ILO also urged the government to drop legal proceedings against senior officials of the Fedecamaras business chamber, ensure they have freedom of movement, and guarantee employers' right to free speech through the media.
Fedecamaras, which is made up of hundreds of thousands of business members and has traditionally been anti-Chavez, recently urged voters to oppose the president's constitutional reforms "by all legal means." The call was condemned Wednesday by Finance Minister Rodrigo Cabezas, who said the group appeared to be calling for resistance beyond opposing the reforms at the ballot box in a Dec. 2 referendum.
Chavez has repeatedly warned that his enemies could try to topple him by stirring unrest around next month's vote, though he has not singled out Fedecamaras.
Cabezas accused the group of playing a key role in a short-lived 2002 coup that briefly ousted Chavez.
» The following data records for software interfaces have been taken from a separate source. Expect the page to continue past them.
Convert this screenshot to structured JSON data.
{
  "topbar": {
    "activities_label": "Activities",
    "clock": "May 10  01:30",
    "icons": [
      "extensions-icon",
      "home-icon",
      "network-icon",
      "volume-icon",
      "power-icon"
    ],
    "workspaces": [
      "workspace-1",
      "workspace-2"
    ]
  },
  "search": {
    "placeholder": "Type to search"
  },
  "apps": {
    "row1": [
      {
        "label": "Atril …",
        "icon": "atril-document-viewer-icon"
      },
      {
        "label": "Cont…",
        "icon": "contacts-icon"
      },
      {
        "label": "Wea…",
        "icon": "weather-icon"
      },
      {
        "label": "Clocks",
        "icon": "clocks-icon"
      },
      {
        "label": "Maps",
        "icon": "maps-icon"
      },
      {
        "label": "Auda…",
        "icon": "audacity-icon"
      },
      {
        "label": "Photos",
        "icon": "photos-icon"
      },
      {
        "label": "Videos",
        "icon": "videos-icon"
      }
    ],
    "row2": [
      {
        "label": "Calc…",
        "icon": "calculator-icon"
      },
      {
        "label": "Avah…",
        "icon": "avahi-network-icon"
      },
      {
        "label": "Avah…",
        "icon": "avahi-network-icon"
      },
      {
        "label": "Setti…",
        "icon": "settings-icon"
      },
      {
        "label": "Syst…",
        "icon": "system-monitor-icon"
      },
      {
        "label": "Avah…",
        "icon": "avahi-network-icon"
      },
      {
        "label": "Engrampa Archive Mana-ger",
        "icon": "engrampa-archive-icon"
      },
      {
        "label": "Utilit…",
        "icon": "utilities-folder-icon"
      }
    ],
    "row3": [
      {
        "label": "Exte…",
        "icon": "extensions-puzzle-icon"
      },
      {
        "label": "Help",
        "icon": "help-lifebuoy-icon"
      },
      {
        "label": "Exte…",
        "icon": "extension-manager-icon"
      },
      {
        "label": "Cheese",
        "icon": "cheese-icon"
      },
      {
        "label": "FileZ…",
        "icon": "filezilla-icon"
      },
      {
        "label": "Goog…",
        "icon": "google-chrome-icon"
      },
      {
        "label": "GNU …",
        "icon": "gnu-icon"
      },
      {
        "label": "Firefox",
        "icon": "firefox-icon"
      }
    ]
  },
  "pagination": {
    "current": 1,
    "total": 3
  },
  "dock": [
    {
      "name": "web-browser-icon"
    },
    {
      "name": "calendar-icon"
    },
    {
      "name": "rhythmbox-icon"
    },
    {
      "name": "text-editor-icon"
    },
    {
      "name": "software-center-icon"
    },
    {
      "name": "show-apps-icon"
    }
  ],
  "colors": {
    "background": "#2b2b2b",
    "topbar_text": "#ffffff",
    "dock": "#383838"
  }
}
The interim leader who briefly took Chavez's place was Pedro Carmona, a businessman who then headed Fedecamaras.
Governments, employers groups and labor unions are all represented at the ILO, making it unique among U.N. bodies that are generally reserved for governments.
In an exclusive interview with Pravda.Ru, US filmmaker talks to Edu Montesanti on the presidential elections in the Caribbean country, and its importance to Latin America. "The left will come back in Latin America, more likely sooner than later," says Oliver Stone